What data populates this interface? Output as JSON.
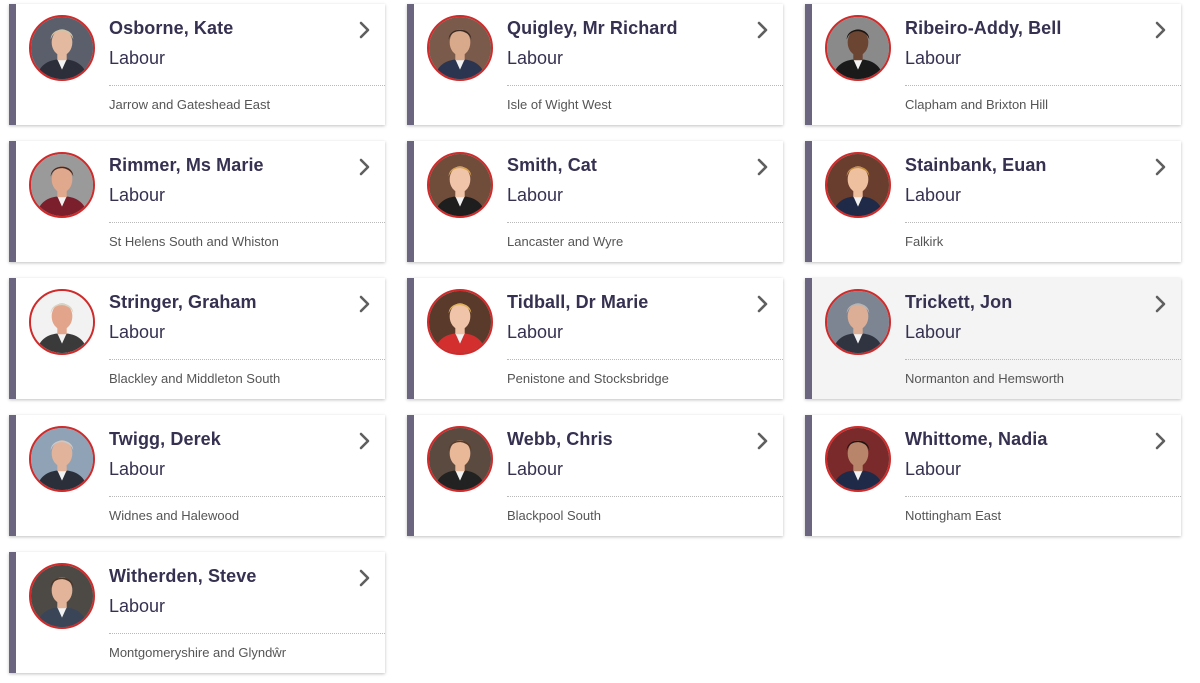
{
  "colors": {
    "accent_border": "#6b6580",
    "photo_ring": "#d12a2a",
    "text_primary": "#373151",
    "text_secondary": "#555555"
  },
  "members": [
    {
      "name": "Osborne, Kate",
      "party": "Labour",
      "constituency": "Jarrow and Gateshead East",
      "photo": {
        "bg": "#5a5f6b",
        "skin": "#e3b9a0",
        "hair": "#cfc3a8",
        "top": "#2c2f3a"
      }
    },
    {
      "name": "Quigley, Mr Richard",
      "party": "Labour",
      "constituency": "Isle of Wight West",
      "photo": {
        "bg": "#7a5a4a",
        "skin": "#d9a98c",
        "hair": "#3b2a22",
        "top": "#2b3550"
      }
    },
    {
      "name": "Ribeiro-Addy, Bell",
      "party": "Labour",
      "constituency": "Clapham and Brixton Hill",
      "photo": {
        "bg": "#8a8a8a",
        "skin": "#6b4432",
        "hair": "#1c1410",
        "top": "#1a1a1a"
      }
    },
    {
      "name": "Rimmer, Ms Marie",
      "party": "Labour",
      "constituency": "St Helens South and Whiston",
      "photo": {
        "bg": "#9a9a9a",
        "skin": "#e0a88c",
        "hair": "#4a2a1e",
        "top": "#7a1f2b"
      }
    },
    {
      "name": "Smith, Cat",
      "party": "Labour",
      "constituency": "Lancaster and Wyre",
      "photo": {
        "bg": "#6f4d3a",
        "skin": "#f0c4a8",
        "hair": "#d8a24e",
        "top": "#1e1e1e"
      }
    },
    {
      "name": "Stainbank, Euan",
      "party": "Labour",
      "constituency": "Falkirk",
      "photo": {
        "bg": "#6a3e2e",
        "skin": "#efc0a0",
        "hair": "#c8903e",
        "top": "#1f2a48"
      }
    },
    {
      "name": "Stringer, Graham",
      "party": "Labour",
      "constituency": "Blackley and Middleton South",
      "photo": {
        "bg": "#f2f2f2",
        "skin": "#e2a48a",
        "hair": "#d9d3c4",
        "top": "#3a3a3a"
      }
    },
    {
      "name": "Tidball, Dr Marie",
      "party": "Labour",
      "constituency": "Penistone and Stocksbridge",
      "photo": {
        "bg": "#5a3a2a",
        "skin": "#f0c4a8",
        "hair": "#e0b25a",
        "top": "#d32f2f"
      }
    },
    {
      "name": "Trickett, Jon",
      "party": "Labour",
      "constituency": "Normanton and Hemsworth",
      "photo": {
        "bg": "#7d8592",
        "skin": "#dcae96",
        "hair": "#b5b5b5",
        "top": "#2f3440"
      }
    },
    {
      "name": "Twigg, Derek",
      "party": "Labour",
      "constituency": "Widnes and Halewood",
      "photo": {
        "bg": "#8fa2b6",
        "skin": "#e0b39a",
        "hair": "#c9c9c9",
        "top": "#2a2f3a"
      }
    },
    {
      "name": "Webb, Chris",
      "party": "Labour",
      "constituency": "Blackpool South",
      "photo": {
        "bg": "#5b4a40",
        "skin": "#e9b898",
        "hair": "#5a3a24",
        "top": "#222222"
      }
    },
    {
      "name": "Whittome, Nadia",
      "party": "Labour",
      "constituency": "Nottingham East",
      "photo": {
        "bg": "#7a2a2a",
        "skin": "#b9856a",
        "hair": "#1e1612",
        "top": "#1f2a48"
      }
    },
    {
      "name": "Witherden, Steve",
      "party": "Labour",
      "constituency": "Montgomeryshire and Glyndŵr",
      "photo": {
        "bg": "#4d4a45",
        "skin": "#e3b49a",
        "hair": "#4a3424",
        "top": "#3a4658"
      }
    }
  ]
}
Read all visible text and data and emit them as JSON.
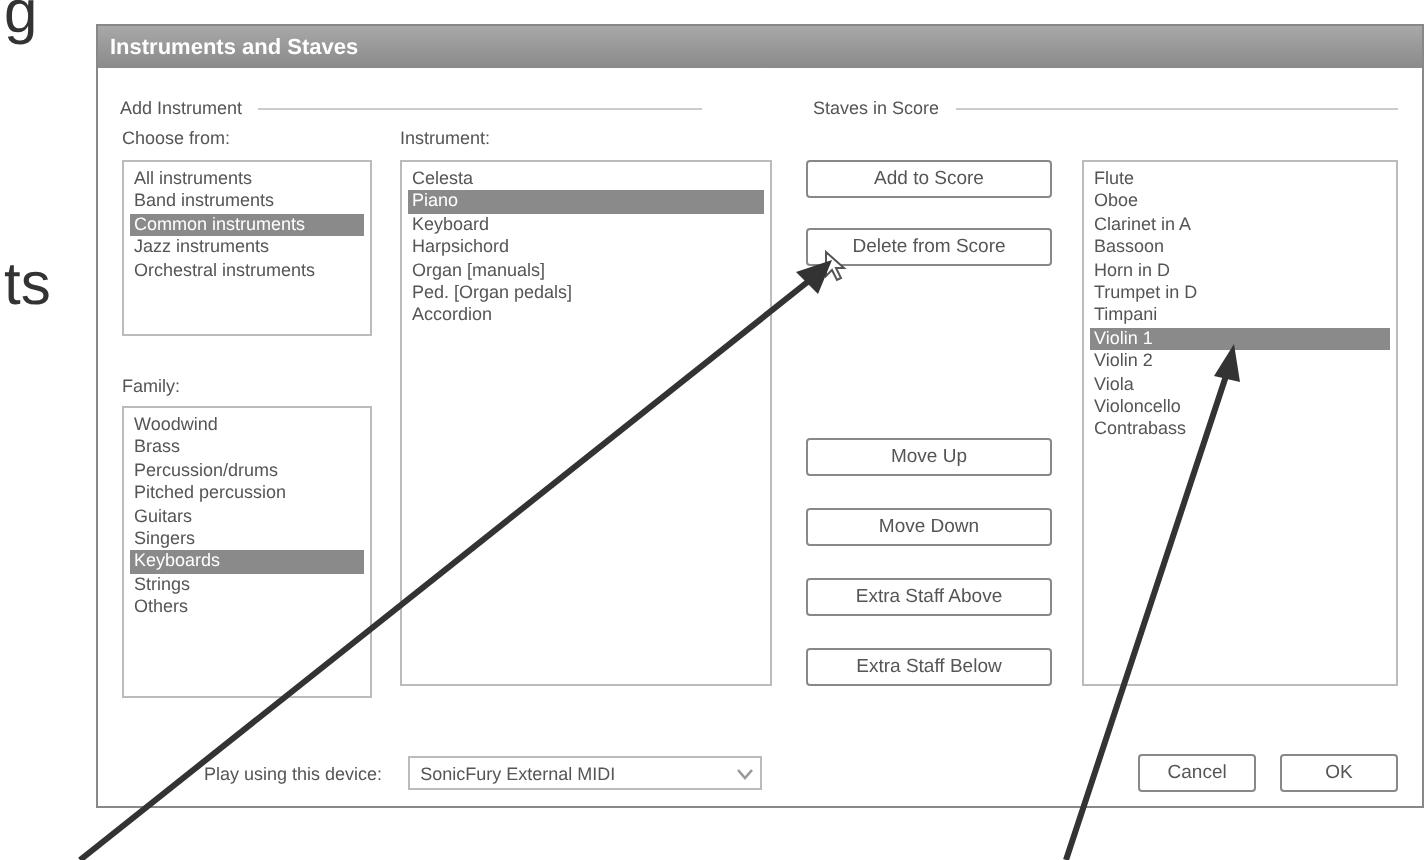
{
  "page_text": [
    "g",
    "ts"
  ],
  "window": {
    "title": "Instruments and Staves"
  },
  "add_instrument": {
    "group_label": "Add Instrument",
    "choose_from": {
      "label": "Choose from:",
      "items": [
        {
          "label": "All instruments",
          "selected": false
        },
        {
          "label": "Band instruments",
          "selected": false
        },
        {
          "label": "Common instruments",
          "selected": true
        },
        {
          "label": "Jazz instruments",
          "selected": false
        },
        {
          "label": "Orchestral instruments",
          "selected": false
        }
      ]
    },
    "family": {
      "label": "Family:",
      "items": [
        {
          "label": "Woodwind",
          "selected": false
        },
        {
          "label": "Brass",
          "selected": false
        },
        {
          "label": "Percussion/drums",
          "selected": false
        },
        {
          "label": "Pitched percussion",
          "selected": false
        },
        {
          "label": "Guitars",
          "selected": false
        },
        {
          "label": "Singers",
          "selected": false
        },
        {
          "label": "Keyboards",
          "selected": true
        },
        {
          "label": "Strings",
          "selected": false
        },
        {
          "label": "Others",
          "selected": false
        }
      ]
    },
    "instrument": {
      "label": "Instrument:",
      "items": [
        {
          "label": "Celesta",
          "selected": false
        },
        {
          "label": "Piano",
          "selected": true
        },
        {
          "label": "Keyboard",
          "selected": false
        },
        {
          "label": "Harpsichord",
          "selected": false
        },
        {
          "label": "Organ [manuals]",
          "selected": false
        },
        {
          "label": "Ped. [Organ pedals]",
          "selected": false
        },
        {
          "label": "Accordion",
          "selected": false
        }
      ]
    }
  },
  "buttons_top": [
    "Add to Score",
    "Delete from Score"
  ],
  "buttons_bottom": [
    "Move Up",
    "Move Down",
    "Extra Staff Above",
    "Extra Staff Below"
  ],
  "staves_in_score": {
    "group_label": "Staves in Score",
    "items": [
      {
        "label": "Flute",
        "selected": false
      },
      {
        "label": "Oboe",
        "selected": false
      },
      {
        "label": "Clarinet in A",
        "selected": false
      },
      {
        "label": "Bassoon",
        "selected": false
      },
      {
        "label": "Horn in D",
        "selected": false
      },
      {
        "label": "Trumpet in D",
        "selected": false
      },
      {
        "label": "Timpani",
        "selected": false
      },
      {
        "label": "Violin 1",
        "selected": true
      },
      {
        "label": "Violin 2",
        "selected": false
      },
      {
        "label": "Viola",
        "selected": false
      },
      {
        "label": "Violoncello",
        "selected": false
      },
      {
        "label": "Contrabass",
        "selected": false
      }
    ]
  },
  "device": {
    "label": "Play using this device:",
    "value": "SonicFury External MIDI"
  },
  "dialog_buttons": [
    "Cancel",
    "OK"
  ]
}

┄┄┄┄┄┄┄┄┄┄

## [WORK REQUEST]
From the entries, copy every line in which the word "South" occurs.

## [EXERCISE OUTPUT]
      "constituency": "St Helens South and Whiston",
      "constituency": "Blackley and Middleton South",
      "constituency": "Blackpool South",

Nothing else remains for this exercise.